━━ DATA IN THIS EXERCISE ━━

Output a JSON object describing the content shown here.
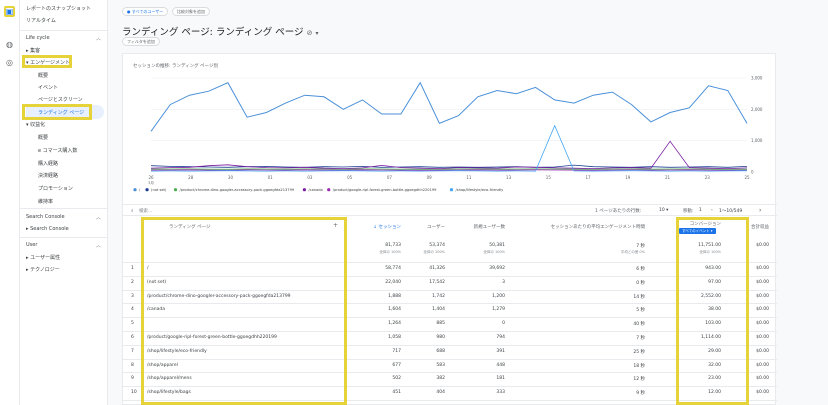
{
  "rail": {
    "icons": [
      "reports-icon",
      "explore-icon",
      "advertising-icon"
    ]
  },
  "sidebar": {
    "snapshot": "レポートのスナップショット",
    "realtime": "リアルタイム",
    "lifecycle": "Life cycle",
    "acquisition": "集客",
    "engagement": "エンゲージメント",
    "eng_items": [
      "概要",
      "イベント",
      "ページとスクリーン",
      "ランディング ページ"
    ],
    "monetization": "収益化",
    "mon_items": [
      "概要",
      "e コマース購入数",
      "購入経路",
      "決済経路",
      "プロモーション"
    ],
    "retention": "維持率",
    "search_console_header": "Search Console",
    "search_console": "Search Console",
    "user_header": "User",
    "user_attr": "ユーザー属性",
    "tech": "テクノロジー"
  },
  "header": {
    "chip_all_users": "すべてのユーザー",
    "chip_compare": "比較対象を追加",
    "title": "ランディング ページ: ランディング ページ",
    "filter_chip": "フィルタを追加"
  },
  "chart_data": {
    "type": "line",
    "title": "セッションの推移: ランディング ページ別",
    "x": [
      "26",
      "28",
      "30",
      "01",
      "03",
      "05",
      "07",
      "09",
      "11",
      "13",
      "15",
      "17",
      "19",
      "21",
      "23",
      "25"
    ],
    "x_sub": "3月",
    "y_ticks": [
      "3,000",
      "2,000",
      "1,000",
      "0"
    ],
    "ylim": [
      0,
      3000
    ],
    "series": [
      {
        "name": "/",
        "color": "#4a90d9",
        "values": [
          1300,
          2150,
          2450,
          2580,
          2850,
          1750,
          1900,
          2200,
          2450,
          2400,
          2000,
          2300,
          1850,
          1850,
          2850,
          1550,
          1800,
          2400,
          2600,
          2500,
          2700,
          2300,
          2200,
          2450,
          2550,
          2150,
          1600,
          1900,
          2050,
          2750,
          2600,
          1550
        ]
      },
      {
        "name": "(not set)",
        "color": "#1b3d8f",
        "values": [
          200,
          180,
          170,
          160,
          150,
          170,
          180,
          160,
          150,
          170,
          160,
          180,
          150,
          160,
          170,
          150,
          160,
          150,
          160,
          170,
          150,
          160,
          220,
          170,
          160,
          150,
          170,
          150,
          160,
          170,
          150,
          180
        ]
      },
      {
        "name": "/product/chrome-dino-googler-accessory-pack-ggoegfda213799",
        "color": "#4caf50",
        "values": [
          90,
          95,
          100,
          90,
          85,
          100,
          95,
          90,
          100,
          95,
          90,
          100,
          95,
          90,
          85,
          90,
          95,
          100,
          90,
          95,
          100,
          95,
          90,
          85,
          95,
          100,
          90,
          95,
          100,
          90,
          85,
          90
        ]
      },
      {
        "name": "/canada",
        "color": "#7b1fa2",
        "values": [
          120,
          140,
          150,
          200,
          230,
          170,
          140,
          130,
          150,
          120,
          110,
          130,
          210,
          140,
          120,
          110,
          140,
          130,
          120,
          160,
          150,
          130,
          120,
          110,
          130,
          140,
          120,
          980,
          140,
          120,
          110,
          130
        ]
      },
      {
        "name": "/product/google-ripl-forest-green-bottle-ggoegdhh220199",
        "color": "#9c27b0",
        "values": [
          60,
          65,
          70,
          60,
          55,
          70,
          65,
          60,
          70,
          65,
          60,
          70,
          65,
          60,
          55,
          60,
          65,
          70,
          60,
          65,
          70,
          65,
          60,
          55,
          65,
          70,
          60,
          65,
          70,
          60,
          55,
          60
        ]
      },
      {
        "name": "/shop/lifestyle/eco-friendly",
        "color": "#42a5f5",
        "values": [
          30,
          35,
          30,
          35,
          40,
          35,
          30,
          35,
          30,
          35,
          40,
          35,
          30,
          35,
          30,
          35,
          40,
          35,
          30,
          35,
          30,
          1480,
          35,
          30,
          35,
          40,
          35,
          30,
          35,
          30,
          35,
          40
        ]
      }
    ]
  },
  "table": {
    "search": "検索...",
    "rows_per_page_label": "1 ページあたりの行数:",
    "rows_per_page": "10",
    "goto_label": "移動:",
    "goto_value": "1",
    "pagination": "1〜10/549",
    "headers": {
      "landing": "ランディング ページ",
      "sessions": "セッション",
      "users": "ユーザー",
      "new_users": "新規ユーザー数",
      "avg_eng": "セッションあたりの平均エンゲージメント時間",
      "conversions": "コンバージョン",
      "conv_sub": "すべてのイベント",
      "revenue": "合計収益"
    },
    "totals": {
      "sessions": "81,733",
      "sessions_sub": "全体の 100%",
      "users": "53,374",
      "users_sub": "全体の 100%",
      "new_users": "50,381",
      "new_users_sub": "全体の 100%",
      "avg_eng": "7 秒",
      "avg_eng_sub": "平均との差 0%",
      "conversions": "11,751.00",
      "conversions_sub": "全体の 100%",
      "revenue": "$0.00"
    },
    "rows": [
      {
        "n": "1",
        "page": "/",
        "sessions": "58,774",
        "users": "41,326",
        "new_users": "39,692",
        "eng": "6 秒",
        "conv": "943.00",
        "rev": "$0.00"
      },
      {
        "n": "2",
        "page": "(not set)",
        "sessions": "22,040",
        "users": "17,542",
        "new_users": "3",
        "eng": "0 秒",
        "conv": "97.00",
        "rev": "$0.00"
      },
      {
        "n": "3",
        "page": "/product/chrome-dino-googler-accessory-pack-ggoegfda213799",
        "sessions": "1,888",
        "users": "1,742",
        "new_users": "1,200",
        "eng": "14 秒",
        "conv": "2,552.00",
        "rev": "$0.00"
      },
      {
        "n": "4",
        "page": "/canada",
        "sessions": "1,604",
        "users": "1,404",
        "new_users": "1,279",
        "eng": "5 秒",
        "conv": "38.00",
        "rev": "$0.00"
      },
      {
        "n": "5",
        "page": "",
        "sessions": "1,264",
        "users": "885",
        "new_users": "0",
        "eng": "40 秒",
        "conv": "103.00",
        "rev": "$0.00"
      },
      {
        "n": "6",
        "page": "/product/google-ripl-forest-green-bottle-ggoegdhh220199",
        "sessions": "1,058",
        "users": "980",
        "new_users": "794",
        "eng": "7 秒",
        "conv": "1,114.00",
        "rev": "$0.00"
      },
      {
        "n": "7",
        "page": "/shop/lifestyle/eco-friendly",
        "sessions": "717",
        "users": "688",
        "new_users": "391",
        "eng": "25 秒",
        "conv": "29.00",
        "rev": "$0.00"
      },
      {
        "n": "8",
        "page": "/shop/apparel",
        "sessions": "677",
        "users": "583",
        "new_users": "448",
        "eng": "18 秒",
        "conv": "32.00",
        "rev": "$0.00"
      },
      {
        "n": "9",
        "page": "/shop/apparel/mens",
        "sessions": "502",
        "users": "382",
        "new_users": "181",
        "eng": "12 秒",
        "conv": "23.00",
        "rev": "$0.00"
      },
      {
        "n": "10",
        "page": "/shop/lifestyle/bags",
        "sessions": "451",
        "users": "404",
        "new_users": "333",
        "eng": "9 秒",
        "conv": "12.00",
        "rev": "$0.00"
      }
    ]
  }
}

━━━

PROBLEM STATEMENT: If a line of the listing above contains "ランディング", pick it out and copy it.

ANSWER:
      "ランディング ページ"
    "title": "ランディング ページ: ランディング ページ",
    "title": "セッションの推移: ランディング ページ別",
      "landing": "ランディング ページ",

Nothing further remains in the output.